The Poor Clares: Let us give thanks to God
Though Thanksgiving is a secular holiday and does not appear on the Church's calendar, it holds much meaning for the life of a Christian. Just as Christmas is not about presents, Thanksgiving is about more than turkey and pumpkin pie. It is a time to count our blessings and, hopefully, to turn with gratitude to the God who has so lavished His gifts upon us.
However, too often we forget to be thankful. We turn to God and to prayer when we are lacking something, when we want something, when we are desperate. Sadly, we often forget Him when our needs are not so pressing and we are content.
The foundress of our Order of Poor Clares of Perpetual Adoration, Mother Marie Ste. Claire Bouillevaux, heard a sermon one day in 19th century France on this very topic, which captured her heart. The priest, Father Bonaventure, who was helping her to found our order, had been sick for several days. Feverish after a sleepless night, he was not able to give the sermon he had planned. Instead, he preached on a dear and familiar topic to him: the simple phrase "Deo gratias," or "Thanks be to God."
Recounting the Gospel story of the 10 lepers whom Our Lord healed, he emphasized that only one of the lepers returned to give thanks for the gift of a new-found life after the living death of leprosy had been wiped away. Our Lord did not ignore this fact. The wistfulness in His voice can almost be heard in the words, "Where are the other nine? Were not 10 healed?" The priest developed this thought – urging the congregation to give thanks with and through Jesus in the Most Blessed Sacrament. In fact, the very word "Eucharist" means thanksgiving.
Mother Marie Ste. Claire, through the inspiration of the Holy Spirit, dedicated our order to perpetual Adoration. Hearing the passionate words of Father Bonaventure, she felt deeply that nothing wounds the Heart of Jesus more than ingratitude.

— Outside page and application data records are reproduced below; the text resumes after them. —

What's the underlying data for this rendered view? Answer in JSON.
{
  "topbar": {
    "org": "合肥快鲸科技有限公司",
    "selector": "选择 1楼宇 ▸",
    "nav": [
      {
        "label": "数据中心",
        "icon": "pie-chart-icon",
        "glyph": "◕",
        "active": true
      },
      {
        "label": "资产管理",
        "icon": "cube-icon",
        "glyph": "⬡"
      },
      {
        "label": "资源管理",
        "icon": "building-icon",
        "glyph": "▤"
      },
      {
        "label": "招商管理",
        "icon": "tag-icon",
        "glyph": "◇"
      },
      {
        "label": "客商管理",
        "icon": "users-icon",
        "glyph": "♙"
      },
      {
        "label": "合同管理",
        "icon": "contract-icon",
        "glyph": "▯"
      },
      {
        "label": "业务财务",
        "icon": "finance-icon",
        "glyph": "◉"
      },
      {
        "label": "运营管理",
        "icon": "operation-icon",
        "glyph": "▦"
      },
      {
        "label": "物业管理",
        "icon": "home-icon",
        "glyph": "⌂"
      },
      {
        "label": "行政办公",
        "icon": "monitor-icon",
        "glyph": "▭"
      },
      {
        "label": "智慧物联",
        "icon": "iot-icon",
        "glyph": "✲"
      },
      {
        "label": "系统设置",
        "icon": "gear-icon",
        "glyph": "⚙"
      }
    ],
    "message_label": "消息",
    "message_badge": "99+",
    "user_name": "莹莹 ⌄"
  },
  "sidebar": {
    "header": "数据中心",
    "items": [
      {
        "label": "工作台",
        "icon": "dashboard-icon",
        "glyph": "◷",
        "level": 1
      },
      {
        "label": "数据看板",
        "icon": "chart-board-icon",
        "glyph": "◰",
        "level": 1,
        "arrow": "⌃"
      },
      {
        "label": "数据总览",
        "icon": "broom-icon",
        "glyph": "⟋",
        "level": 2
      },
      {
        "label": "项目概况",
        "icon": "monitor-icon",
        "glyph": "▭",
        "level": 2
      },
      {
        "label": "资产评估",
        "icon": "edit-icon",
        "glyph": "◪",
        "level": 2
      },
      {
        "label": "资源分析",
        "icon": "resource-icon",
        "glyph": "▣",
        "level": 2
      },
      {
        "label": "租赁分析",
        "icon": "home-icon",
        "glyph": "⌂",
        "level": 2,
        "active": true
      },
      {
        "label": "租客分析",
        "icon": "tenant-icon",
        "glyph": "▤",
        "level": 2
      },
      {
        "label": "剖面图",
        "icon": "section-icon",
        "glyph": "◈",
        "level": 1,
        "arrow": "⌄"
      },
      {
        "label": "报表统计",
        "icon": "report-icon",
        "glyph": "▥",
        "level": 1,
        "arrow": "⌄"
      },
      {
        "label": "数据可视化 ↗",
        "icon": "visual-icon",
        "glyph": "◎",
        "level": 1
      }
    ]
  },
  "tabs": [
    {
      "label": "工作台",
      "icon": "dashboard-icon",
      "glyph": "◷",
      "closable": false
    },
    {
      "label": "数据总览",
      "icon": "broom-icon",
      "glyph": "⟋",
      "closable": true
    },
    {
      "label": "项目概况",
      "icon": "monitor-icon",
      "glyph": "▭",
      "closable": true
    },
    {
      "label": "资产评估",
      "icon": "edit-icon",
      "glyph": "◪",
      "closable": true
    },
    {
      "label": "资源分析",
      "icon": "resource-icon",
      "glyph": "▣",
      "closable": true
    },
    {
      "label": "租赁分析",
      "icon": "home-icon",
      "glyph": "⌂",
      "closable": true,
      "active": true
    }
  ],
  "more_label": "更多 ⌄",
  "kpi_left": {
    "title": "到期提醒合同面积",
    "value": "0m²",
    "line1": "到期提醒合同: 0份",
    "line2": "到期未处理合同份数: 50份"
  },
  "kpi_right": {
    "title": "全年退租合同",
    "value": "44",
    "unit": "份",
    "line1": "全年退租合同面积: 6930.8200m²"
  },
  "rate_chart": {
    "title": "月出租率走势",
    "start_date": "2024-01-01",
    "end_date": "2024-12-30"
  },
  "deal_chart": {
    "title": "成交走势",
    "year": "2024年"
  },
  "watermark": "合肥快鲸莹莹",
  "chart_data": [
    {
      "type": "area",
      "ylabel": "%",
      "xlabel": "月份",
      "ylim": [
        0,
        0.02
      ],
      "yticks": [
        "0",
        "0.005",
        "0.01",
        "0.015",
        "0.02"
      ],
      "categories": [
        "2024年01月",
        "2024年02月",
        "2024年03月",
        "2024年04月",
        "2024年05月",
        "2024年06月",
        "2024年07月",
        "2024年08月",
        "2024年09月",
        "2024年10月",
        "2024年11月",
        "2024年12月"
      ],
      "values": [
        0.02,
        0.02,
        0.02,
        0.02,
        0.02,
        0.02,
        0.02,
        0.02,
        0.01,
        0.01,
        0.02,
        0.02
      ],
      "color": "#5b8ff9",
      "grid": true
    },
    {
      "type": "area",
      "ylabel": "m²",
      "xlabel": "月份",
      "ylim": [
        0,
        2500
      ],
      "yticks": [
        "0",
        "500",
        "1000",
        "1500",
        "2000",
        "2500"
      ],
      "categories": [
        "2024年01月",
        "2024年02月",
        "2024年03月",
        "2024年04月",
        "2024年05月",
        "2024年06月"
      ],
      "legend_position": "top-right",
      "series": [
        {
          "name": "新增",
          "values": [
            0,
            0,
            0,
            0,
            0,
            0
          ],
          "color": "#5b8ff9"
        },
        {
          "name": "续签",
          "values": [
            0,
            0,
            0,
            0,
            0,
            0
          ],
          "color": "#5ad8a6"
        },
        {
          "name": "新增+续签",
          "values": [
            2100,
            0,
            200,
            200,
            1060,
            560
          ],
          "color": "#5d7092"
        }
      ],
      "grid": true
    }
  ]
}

Through this pivotal moment, it came about that the adoration of the PCPAs would have a particular end: thanksgiving. Our prayers would be forever offered in a spirit of thanksgiving, not only for our own blessings, but on behalf of all those who never think to thank God. Our vocation was to be a "standing in the gap," as it were, filling the void left by ingratitude.
Thanksgiving is one of the highest forms of prayer, and every Christian is called to it. "Counting your blessings" is not just a sentimental idea, it is a way of life enjoined on us by the Scriptures: "Give thanks in all circumstances; for this is the will of God for you in Christ Jesus." (1 Thess. 5:18)
A good way to incorporate this call in our life is to spend a few moments each day reflecting on the blessings that day held for us. This can easily be added to the traditional evening examination of conscience as a means to deepen our thanks.
As far as counting goes, when we really begin to think about it, we will quickly realize that our blessings are truly without number.
There are the fundamental blessings of creation, redemption and sanctification through the great gifts of the Church and her sacraments showered on us by an infinitely loving God. There are also so many little joys in life: a beautiful day, a happy surprise, the companionship of a friend. Some things are not thought of with gratitude until they are gone. How often do we thank God for our five senses?
A life of thankfulness only multiplies our benefits. Adopting an attitude of gratitude makes us joyful – turning our focus from the negative to the positive. It also fosters humility as we realize that everything is an undeserved gift.
Let us make the upcoming Thanksgiving holiday more than a hearty meal. Let us make it a true time of thankful praise and the springboard for a life of gratitude. Deo gratias!
Sister Marie Therese of the Divine Child Jesus is professed with the Poor Clare Nuns of Perpetual Adoration St. Joseph Monastery in Charlotte. This is part of a monthly commentary by the Poor Clares to focus on topics of faith and to address questions about religious life. Learn more about the community and subscribe to their newsletter by going online to www.stjosephmonastery.com.